Guwahati, June 10 (IANS) The DRDO supported first ever 300-bed Covid hospital in northeast India was inaugurated in Guwahati on Thursday by Assam Chief Minister Himanta Biswa Sarma. The modern Covid Care Hospital was set up by converting a portion of the Sarusajai Sports Complex in Guwahati and it will act as an annexe to the Gauhati Medical College and Hospital.
Sarma said the new hospital was built at a cost of Rs 21.46 crores and in association with DRDO (Defence Research and Development Organisation). The state owned Oil India Limited and ICICI Bank have extended financial support to the tune of Rs 2 crore and Rs 1.5 crore respectively for the project, which would give a renewed push to Assam’s Covid-19 management capabilities.

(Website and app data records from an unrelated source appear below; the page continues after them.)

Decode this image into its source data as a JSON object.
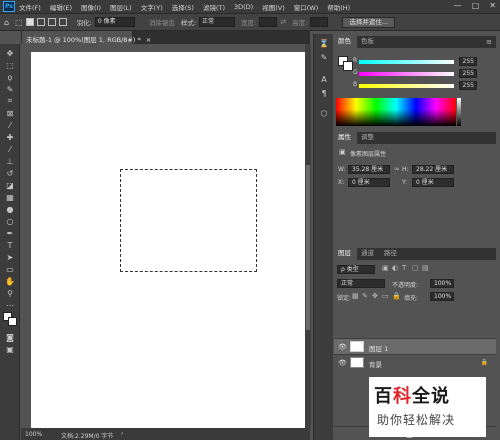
{
  "menubar": {
    "logo": "Ps",
    "items": [
      "文件(F)",
      "编辑(E)",
      "图像(I)",
      "图层(L)",
      "文字(Y)",
      "选择(S)",
      "滤镜(T)",
      "3D(D)",
      "视图(V)",
      "窗口(W)",
      "帮助(H)"
    ],
    "window_buttons": [
      "—",
      "□",
      "✕"
    ]
  },
  "options_bar": {
    "feather_label": "羽化:",
    "feather_value": "0 像素",
    "antialias_label": "消除锯齿",
    "style_label": "样式:",
    "style_value": "正常",
    "width_label": "宽度:",
    "height_label": "高度:",
    "select_mask_button": "选择并遮住..."
  },
  "document_tab": {
    "title": "未标题-1 @ 100%(图层 1, RGB/8#) *",
    "close": "×"
  },
  "status_bar": {
    "zoom": "100%",
    "doc_info": "文档:2.29M/0 字节"
  },
  "color_panel": {
    "tabs": [
      "颜色",
      "色板"
    ],
    "channels": [
      {
        "key": "R",
        "value": "255"
      },
      {
        "key": "G",
        "value": "255"
      },
      {
        "key": "B",
        "value": "255"
      }
    ]
  },
  "properties_panel": {
    "tabs": [
      "属性",
      "调整"
    ],
    "section_title": "像素图层属性",
    "w_label": "W:",
    "w_value": "35.28 厘米",
    "h_label": "H:",
    "h_value": "28.22 厘米",
    "x_label": "X:",
    "x_value": "0 厘米",
    "y_label": "Y:",
    "y_value": "0 厘米"
  },
  "layers_panel": {
    "tabs": [
      "图层",
      "通道",
      "路径"
    ],
    "filter_label": "ρ 类型",
    "blend_mode": "正常",
    "opacity_label": "不透明度:",
    "opacity_value": "100%",
    "lock_label": "锁定:",
    "fill_label": "填充:",
    "fill_value": "100%",
    "layers": [
      {
        "name": "图层 1",
        "selected": true
      },
      {
        "name": "背景",
        "selected": false
      }
    ]
  },
  "watermark": {
    "main_1": "百",
    "main_2": "科",
    "main_3": "全说",
    "sub": "助你轻松解决"
  },
  "colors": {
    "accent": "#31a8ff",
    "selected_layer": "#6b6b6b",
    "watermark_red": "#e0252b"
  }
}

The Chief Minister thanked DRDO for setting up the hospital within a record period of around 20 days and for having been a generous partner in this critical project. “This is an excellent example of centre-state collaboration and collective spirit to deal with the pandemic.”
Saying that the hospital would have a life span of five years, which can be extended with minimum infrastructure boost up, Sarma informed that there will be 100 ICU beds available in the hospital and oxygen facility could also be made available in another 200 beds.

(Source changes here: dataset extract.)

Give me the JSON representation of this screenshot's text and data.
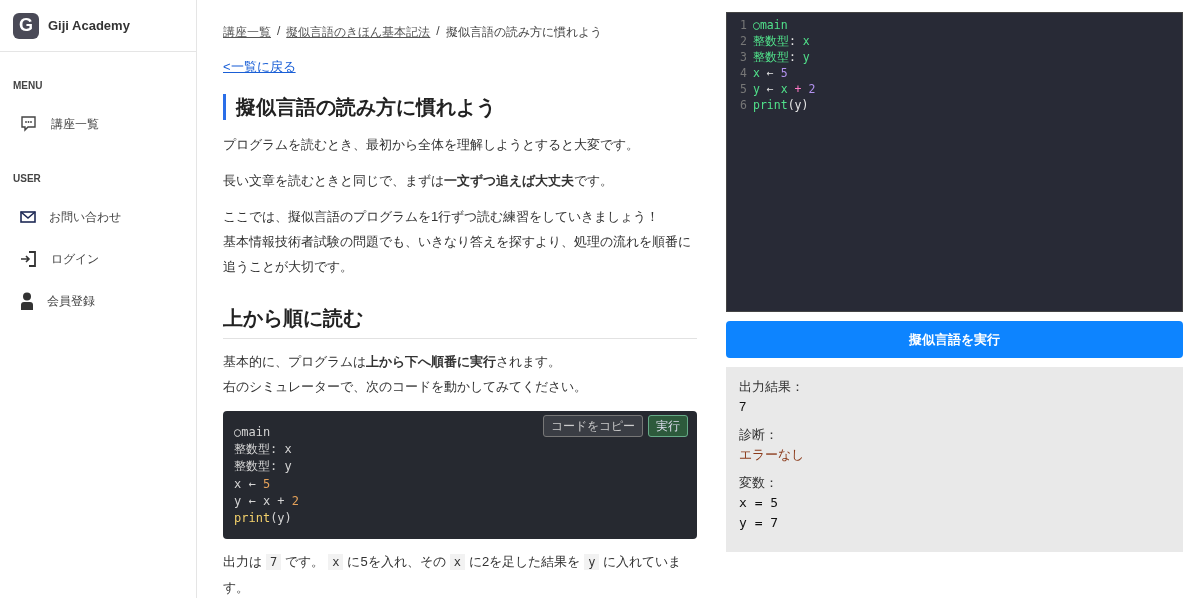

Moreover, a liquid oxygen tank has been set up to provide continuous supply of oxygen to patients which shall be refilled weekly. Sarma said that during the first 30 days of the new government 465 ICU beds including beds with ventilation facility, 2684 oxygen supported beds were added in the medical institutions. Moreover, 200 ICU beds at GMCH would be made functional in the next ten days, he said, adding that the government is working to set up at least 15 ICU beds in every district hospital.
In view of flood and erosion affecting a large population every year in Assam, the Chief Minister urged DRDO to consider setting up makeshift housing facilities in different parts of the state so that flood affected people could take shelter there. He also informed that 1,000 Paediatric Intensive Care Units (PICU) would be set up to strengthen health infrastructure for children needing critical treatment.